"We need not attend Parliament, nor [ruling party] Zanu-PF functions. We do not need to legitimise the government."
This came in from Carole James from Worthing, England
Happy in Zim, even though .........
- A Vienna sausage costs more that a three bedroom house cost 25 years ago
- Fuel has increased by 59000% in the last 18 months
- If you want fuel you have to buy foreign currency on the black market (illegal) drive 120 kms, smuggle your cash through an international border, and fill a container. On return you have to pay duty in Zim $ on the fuel you have purchased but you are not allowed to take out sufficient Zim $ to pay the duty anyway
- In August you are advised of the new minimum wages for July
- Kariba Bream now costs $1,200,000.00 (US$ 46.15) per kg which is double the price of imported Hake
- Fees in Government schools are increased by 1000% retrospective for 6 months, whilst private schools are restricted from increasing their fees at all
- Colgate toothpaste in supermarkets is kept locked in a glass display cabinet otherwise it will be stolen
- Reserve Bank officials enforce laws on illegal currency deals, yet the Bank uses illegally obtained currency to pay satellite television subscriptions
- New Zealand butter is half the price of Zimbabwe butter
- Water rationing is introduced four months after the end of the rains when the dams are already almost empty
- A $10 note is still in circulation and is worth 0,04 (4/100 or 1/25th) of one US cent
- A $10 note costs over $3000 to print
- Toilet paper costs more than $10 a sheet - so it's cheaper to use the notes
- Banks charge 300% interest on overdraft but pay 0,001% interest on current account balances
- It is cheaper to hand deliver mail than to use the postal system
- Government knocks down houses when there is a housing shortage
- It can take up to a year to renew a firearms licence which is only valid for three years
- A replacement drivers' licence can take up to three years
- Electricity Supply Commission is unable to send out monthly accounts, so estimates the usage - a previous average usage of $250,000.00 p.m. is estimated at $24 million
- A monthly government pension of $135.00 will buy one small sip of Coke. But this is not an issue because you can't buy cokes anyway. Pensioners living outside our borders would receive half one US cent per month
- An ordinary washer costs 20 to 30 dollars. If you are lucky enough to find a coin drill a hole in it! Our largest coin is $ 5.00 If you can find a 1 cent coin you can really "coin" it. It is even made of copper.

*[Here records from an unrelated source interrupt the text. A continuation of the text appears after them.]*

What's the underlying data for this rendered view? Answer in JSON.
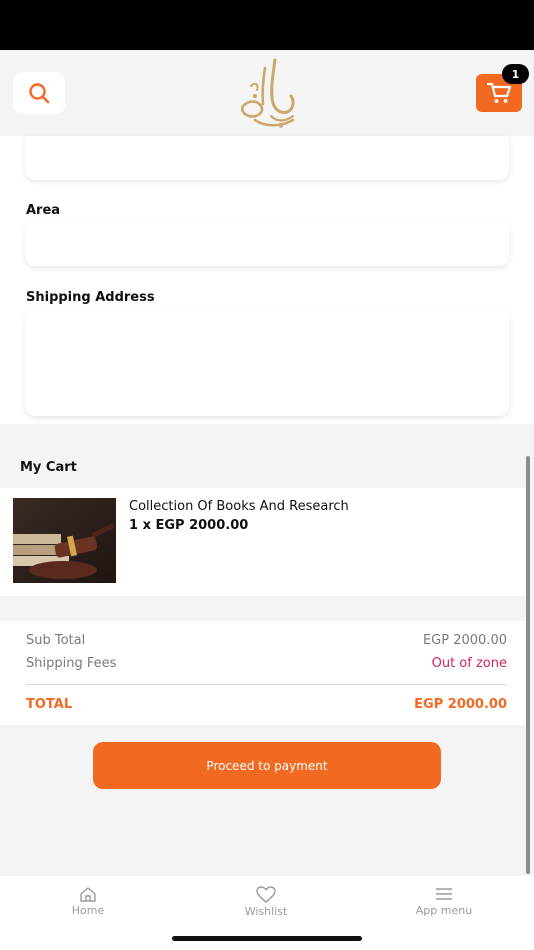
{
  "colors": {
    "accent": "#f26a22",
    "logo": "#c9a86a",
    "out_of_zone": "#d1245e"
  },
  "header": {
    "search_icon": "search-icon",
    "cart_icon": "cart-icon",
    "cart_count": "1"
  },
  "form": {
    "area_label": "Area",
    "area_value": "",
    "shipping_address_label": "Shipping Address",
    "shipping_address_value": ""
  },
  "cart": {
    "title": "My Cart",
    "items": [
      {
        "name": "Collection Of Books And Research",
        "price": "1 x EGP 2000.00"
      }
    ]
  },
  "summary": {
    "subtotal_label": "Sub Total",
    "subtotal_value": "EGP 2000.00",
    "shipping_label": "Shipping Fees",
    "shipping_value": "Out of zone",
    "total_label": "TOTAL",
    "total_value": "EGP 2000.00"
  },
  "actions": {
    "proceed_label": "Proceed to payment"
  },
  "nav": {
    "home": "Home",
    "wishlist": "Wishlist",
    "menu": "App menu"
  }
}
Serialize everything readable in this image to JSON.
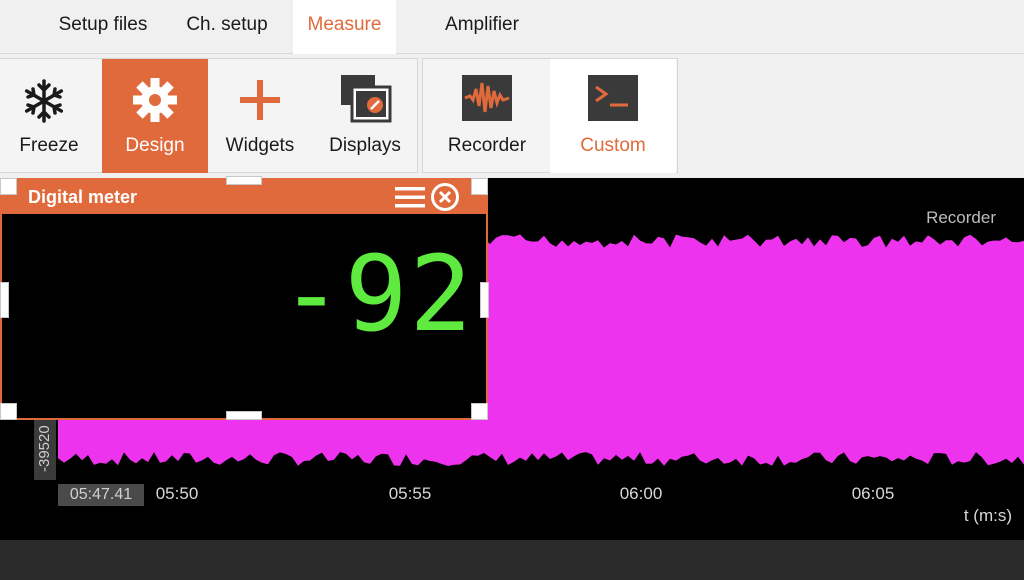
{
  "menu": {
    "tabs": [
      {
        "label": "Setup files"
      },
      {
        "label": "Ch. setup"
      },
      {
        "label": "Measure",
        "active": true
      },
      {
        "label": "Amplifier"
      }
    ]
  },
  "ribbon": {
    "buttons": [
      {
        "label": "Freeze",
        "icon": "snowflake-icon"
      },
      {
        "label": "Design",
        "icon": "gear-icon",
        "state": "active"
      },
      {
        "label": "Widgets",
        "icon": "plus-icon"
      },
      {
        "label": "Displays",
        "icon": "displays-icon"
      },
      {
        "label": "Recorder",
        "icon": "waveform-icon"
      },
      {
        "label": "Custom",
        "icon": "terminal-icon",
        "state": "highlighted"
      }
    ]
  },
  "plot": {
    "title": "Recorder",
    "y_value": "-39520",
    "cursor_time": "05:47.41",
    "x_ticks": [
      "05:50",
      "05:55",
      "06:00",
      "06:05"
    ],
    "x_unit": "t (m:s)",
    "signal_color": "#ee33ee"
  },
  "meter": {
    "title": "Digital meter",
    "value": "-92",
    "value_color": "#5fea3f"
  },
  "colors": {
    "accent": "#e06a3b",
    "background": "#000000",
    "ribbon": "#f0f0f0"
  }
}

I used the currency converter on the biltongmakers.com web site and had a look what the exchange rate was between the US$ and the Zim$.
The result was staggering; US$ 1.00 = Zim$ 26002.00!!
Zim$ 10.00 = US$ 0.00039
A bit frightening or what?